This Is Not Berlin, the emotive, evocative film that turned heads at Sundance will pose an intriguing question to the scope of queer cinema. Hara Sama’s semi-autobiographical account of coming of age in 1980s Mexico is visually sumptuous and literally electro-charged. Carlos and Gera are two young men discovering their place in a politically volatile, culturally bombastic and family oriented world, which they seek to escape in the nightclub culture that opens their minds and bodies to more than either expected.
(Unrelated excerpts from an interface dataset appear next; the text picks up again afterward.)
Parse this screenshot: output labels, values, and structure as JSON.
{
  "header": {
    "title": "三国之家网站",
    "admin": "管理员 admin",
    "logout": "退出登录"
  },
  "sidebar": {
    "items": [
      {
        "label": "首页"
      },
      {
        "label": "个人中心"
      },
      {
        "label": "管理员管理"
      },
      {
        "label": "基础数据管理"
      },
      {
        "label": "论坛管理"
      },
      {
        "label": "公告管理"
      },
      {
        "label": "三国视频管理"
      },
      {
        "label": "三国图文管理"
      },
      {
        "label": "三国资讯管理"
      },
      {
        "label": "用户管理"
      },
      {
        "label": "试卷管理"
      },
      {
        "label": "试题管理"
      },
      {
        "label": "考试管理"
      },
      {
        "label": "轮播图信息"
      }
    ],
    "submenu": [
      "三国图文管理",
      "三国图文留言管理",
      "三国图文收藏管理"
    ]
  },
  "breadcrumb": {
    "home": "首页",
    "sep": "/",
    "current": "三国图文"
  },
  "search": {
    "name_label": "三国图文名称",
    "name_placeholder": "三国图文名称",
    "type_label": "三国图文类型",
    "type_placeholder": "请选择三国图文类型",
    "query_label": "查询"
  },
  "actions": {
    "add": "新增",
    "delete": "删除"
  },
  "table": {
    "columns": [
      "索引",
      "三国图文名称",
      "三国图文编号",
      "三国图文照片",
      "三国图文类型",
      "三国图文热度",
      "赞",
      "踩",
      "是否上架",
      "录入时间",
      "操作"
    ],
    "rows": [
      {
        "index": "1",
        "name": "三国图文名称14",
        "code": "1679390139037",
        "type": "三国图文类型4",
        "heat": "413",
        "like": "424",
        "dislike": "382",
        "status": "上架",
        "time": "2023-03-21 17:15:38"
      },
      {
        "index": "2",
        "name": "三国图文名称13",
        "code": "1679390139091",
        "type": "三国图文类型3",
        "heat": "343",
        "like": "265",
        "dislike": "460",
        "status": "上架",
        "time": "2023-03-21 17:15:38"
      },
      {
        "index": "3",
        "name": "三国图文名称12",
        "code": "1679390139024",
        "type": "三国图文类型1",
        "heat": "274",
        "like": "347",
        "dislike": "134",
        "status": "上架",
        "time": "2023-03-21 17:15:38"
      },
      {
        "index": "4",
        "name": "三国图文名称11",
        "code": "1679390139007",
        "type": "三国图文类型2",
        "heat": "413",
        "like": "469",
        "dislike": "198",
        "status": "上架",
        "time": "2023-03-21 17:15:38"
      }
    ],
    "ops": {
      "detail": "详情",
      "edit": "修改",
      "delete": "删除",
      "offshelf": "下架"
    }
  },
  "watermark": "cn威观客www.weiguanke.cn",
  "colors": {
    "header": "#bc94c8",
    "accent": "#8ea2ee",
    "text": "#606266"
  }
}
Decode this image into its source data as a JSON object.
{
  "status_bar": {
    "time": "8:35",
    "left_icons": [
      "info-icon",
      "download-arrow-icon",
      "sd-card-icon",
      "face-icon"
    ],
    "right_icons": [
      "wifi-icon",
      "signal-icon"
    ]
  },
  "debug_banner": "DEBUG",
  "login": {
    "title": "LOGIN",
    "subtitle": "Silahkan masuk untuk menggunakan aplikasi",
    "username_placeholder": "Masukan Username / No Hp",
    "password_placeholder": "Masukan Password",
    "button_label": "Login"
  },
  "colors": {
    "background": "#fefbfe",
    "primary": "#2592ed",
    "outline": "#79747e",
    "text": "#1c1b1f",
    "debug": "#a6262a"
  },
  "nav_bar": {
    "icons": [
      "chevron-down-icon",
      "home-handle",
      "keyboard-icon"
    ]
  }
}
Carlos is pitched as the film’s esoteric protagonist, the sensitive outsider, played consumingly by Xabiani Ponce de León. Gera, strikingly portrayed by José Antonio Toledano, struggles to separate from the masculine peer pressures and dutiful childhood demeanour. When Gera’s sister Rita, played by Ximena Romo who is a breath of fresh air doing a great deal of the political heavy-lifting, is able to get them into an exclusive club of punks, queers, junkies and artists, an erotic world opens before them through gates kept by Nico, a sadly underused Mauro Sánchez Navarro. Sama does not afford the viewer much time to get to know the characters too deeply – this film is more a visual journey than a story. Certainly characters like Carlos’ uncle Estaban, played by the director himself, tantalised the audience to wander into their lives and learn more. The same can be said of all the female characters in the piece.
This Is Not Berlin is produced with temper, pace, and multisensory appeal. The music by Rita’s band truly elevates the film, as do the few artistic montages splashed in to tear into Carlos’ former way of life. Cinematically, the production design of houses, streets and seedy art orgies is all-at-once gruesome, arousing, and alarming. The cultural dissonance of the piece is definitely in the dialogue, but this serves to remind us of a different place, time and historic entrenchment of divides being bashed against by adaptations of rebellion that never had to push back against nearly as much as these communities did. This Is Not Berlin is a movie that will mean more to you the more time and distance you get from watching it. It simmers and sticks to something in your mind about how these young men juxtaposed to the sociopolitical imperatives far more nuanced in Sama’s vision.
While an acquired taste, This Is Not Berlin is worth continuing after the first few choking inhalations, the first acrid taste, the unfamiliar gut-clenching of unfamiliar avenues to maturity. It is a film that will continue to surprise and satisfy, sparking discussions and yearning for freedom from sedation.
This Is Not Berlin is part of the Melbourne Queer Film Festival.
For more information, visit: https://mqff.com.au